Leslie's Omnibus

Drive-Bys

Nancy V. sends this lovely story and poem:

When an old lady died in the geriatric ward of a small hospital nearDundee, Scotland, it was believed that she had nothing left of any value. Later, when the nurses were going through her meager possessions, they found this poem. Its quality and content so impressed the staff that copies were made and distributed to every nurse in the hospital. One nurse took her copy to Ireland. The old lady's sole bequest to posterity has since appeared in the Christmas edition of the News Magazine of the North Ireland Association for Mental Health. A slide presentation has also been made based on her simple, but eloquent, poem. And this little old Scottish lady, with nothing left togive to the world, is now the author of this "anonymous" poem winging across the Internet:

Crabby Old Woman

What do you see, nurses?
What do you see?
What are you thinking
When you're looking at me?

A crabby old woman,
Not very wise,
Uncertain of habit,
With faraway eyes?

Who dribbles her food
And makes no reply
When you say in a loud voice,
"I do wish you'd try!"

Who seems not to notice
The things that you do,
And forever is losing
A stocking or shoe?

Who, resisting or not,
Lets you do as you will,
With bathing and feeding,
The long day to fill?

Is that what you're thinking?
Is that what you see?
Then open your eyes, nurse,
You're not looking at me.

I'll tell you who I am
As I sit here so still,
As I do at your bidding,
As I eat at your will.

I'm a small child of ten
With a father and mother,
Brothers and sisters,
Who love one another.

A young girl of sixteen
With wings on her feet
Dreaming that soon now
A lover she'll meet.

A bride soon at twenty,
My heart gives a leap,
Remembering the vows
That I promised to keep

At twenty-five now,
I have young of my own,
Who need me to guide
And a secure happy home.

A woman of thirty,
My young now grown fast,
Bound to each other
With ties that should last.

At forty, my young sons
Have grown and are gone,
But my man's beside me
To see I don't mourn.

At fifty once more,
Babies play round my knee,
Again we know children,
My loved one and me.

Dark days are upon me,
My husband is dead,
I look at the future,
I shudder with dread.

For my young are all rearing
Young of their own,
And I think of the years
And the love that I've known.

I'm now an old woman
And nature is cruel;
'Tis jest to make old age
Look like a fool.

The body, it crumbles,
Grace and vigor depart,
There is now a stone
Where I once had a heart.

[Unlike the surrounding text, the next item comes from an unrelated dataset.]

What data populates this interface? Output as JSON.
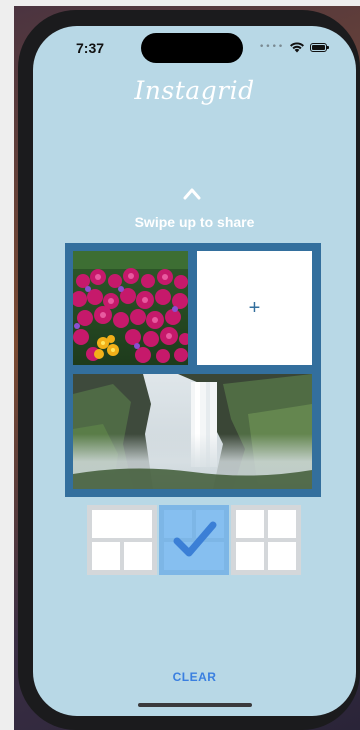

But inside this old carcass
A young girl still dwells,
And now and again,
My battered heart swells.

I remember the joys,
I remember the pain,
And I'm loving and living
Life over again.

I think of the years All
too few, gone too fast,
And accept the stark fact
That nothing can last.

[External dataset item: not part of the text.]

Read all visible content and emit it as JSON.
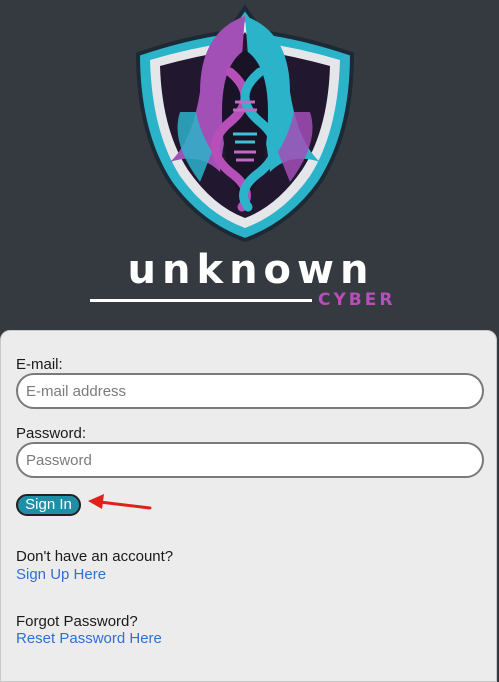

So open your eyes, people,
Open and see,
Not a crabby old woman;
Look closer . . . see ME!!
_____
Leslie

2 comments:

GUYK said...

So sad but so true. My sweetthing and I, at 63 years old and nearly 43 years of being together in marriage, are rapidly approaching those years and we look at them in horror-especially if we can't share them and continue to take care of each other.

Mother nature is not actually cruel-we have, by our modern medicines, managed to stay alive beyond the years that probably mother nature intended for us. I hope to stick around to take care of my dearest but after that I doubt seriously that I will allow myself to be treated like a turnip in a nursing home. I had rather go out with my boots on doing something I enjoy like a one way deep sea fishing trip.

Don't get me wrong-I am not depressed. Sweetthing and I live each day to its fullest and we enjoy life. But neither of us want to wind up like so many that we have known-not only unable to take of themselves but not even know where they are at. Hopefully our living wills will preclude being kept alive as a vegetable-and if there is a crime against nature, I reckon artificial life with no meaning is such a crime.

I apologize for the rant. This post and the poem hit home with me-and it is something that every caretaker of the elderly should read and remember.

Omnibus Driver said...

This touched me on many levels, too. I helped my mom care for my grandmother when she had alzheimers... and I helped her again my dad died of leukemia. Being elderly... and caring for the elderly... ain't for sissies.